The American doctrine for what later came to be called “strategic bombing”—a loosely deﬁned term that meant in its most general sense bombing that was not conducted in support of a speciﬁc tactical operation—was “precision”: ﬂy in daytime over speciﬁc military targets and hope to minimize the inevitable civilian casualties that would result.

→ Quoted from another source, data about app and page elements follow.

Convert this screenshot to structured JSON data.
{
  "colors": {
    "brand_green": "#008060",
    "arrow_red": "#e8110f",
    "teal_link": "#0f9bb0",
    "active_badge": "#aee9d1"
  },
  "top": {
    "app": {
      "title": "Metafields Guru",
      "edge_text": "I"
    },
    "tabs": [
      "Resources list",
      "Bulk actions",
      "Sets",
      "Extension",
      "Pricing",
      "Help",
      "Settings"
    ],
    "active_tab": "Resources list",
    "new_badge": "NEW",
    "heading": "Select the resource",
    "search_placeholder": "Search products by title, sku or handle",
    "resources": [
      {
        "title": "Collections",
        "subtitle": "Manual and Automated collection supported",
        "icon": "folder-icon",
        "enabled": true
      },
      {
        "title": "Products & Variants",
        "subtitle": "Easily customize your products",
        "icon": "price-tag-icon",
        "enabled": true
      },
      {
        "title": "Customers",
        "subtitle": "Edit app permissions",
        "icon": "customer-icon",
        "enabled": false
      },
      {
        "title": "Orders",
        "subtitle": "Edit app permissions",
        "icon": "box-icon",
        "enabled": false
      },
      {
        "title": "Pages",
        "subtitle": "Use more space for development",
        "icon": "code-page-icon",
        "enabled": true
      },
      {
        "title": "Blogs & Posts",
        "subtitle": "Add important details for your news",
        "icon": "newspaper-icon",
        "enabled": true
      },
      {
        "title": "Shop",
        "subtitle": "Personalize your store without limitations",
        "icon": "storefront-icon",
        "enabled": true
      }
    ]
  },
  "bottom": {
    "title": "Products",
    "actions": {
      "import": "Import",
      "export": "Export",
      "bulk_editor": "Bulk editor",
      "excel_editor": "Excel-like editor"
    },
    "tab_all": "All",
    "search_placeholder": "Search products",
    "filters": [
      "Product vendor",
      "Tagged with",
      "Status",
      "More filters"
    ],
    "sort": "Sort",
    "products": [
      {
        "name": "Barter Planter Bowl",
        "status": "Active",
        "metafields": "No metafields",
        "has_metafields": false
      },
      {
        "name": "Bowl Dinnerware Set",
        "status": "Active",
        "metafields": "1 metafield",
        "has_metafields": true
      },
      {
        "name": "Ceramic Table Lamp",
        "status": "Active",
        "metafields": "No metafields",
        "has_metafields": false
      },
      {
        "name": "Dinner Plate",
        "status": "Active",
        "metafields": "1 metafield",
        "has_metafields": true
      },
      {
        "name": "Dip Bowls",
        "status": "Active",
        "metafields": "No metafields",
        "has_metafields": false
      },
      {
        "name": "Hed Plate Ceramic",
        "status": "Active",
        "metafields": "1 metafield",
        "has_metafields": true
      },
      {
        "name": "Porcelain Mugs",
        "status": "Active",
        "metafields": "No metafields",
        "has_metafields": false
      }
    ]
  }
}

For some American commanders, the objection was moral, but for most, area bombing was derided as simply an ineffective use of resources, and they persisted in looking for a “bottleneck” factory that would, when hit, cripple the German war machine.
52 There is little doubt that Joseph Grew was the main ﬁgure advocating a relaxation of surrender terms to allow for the possibility of retaining the emperor. )53 As Roosevelt had focused his attention on problems in Europe and on the maintenance of the Grand Alliance, much of the planning for postwar Japan had been delegated to the State Department, which was deeply aware of the problems that would be engendered by a so-called direct occupation of Japan (replacing the entire government and administering the transition directly through 30 CHAPTER 2 the military).
The most obvious explanation, which bears a lot of weight, is the hostility of the American public to Hirohito and their desire to see him dethroned. 76 Grew disagreed, but he held little inﬂuence with Truman and was easily overruled. Given that the clariﬁcation of unconditional surrender was intended to be issued with a shock, the crucial question is why and how it turned out to be the atomic bomb—and not Soviet entry—that became that shock. This question is almost never asked because it seems self-evident that the atomic bomb—today seen as an intrinsically special weapon— would be a natural ﬁt for the shock strategy.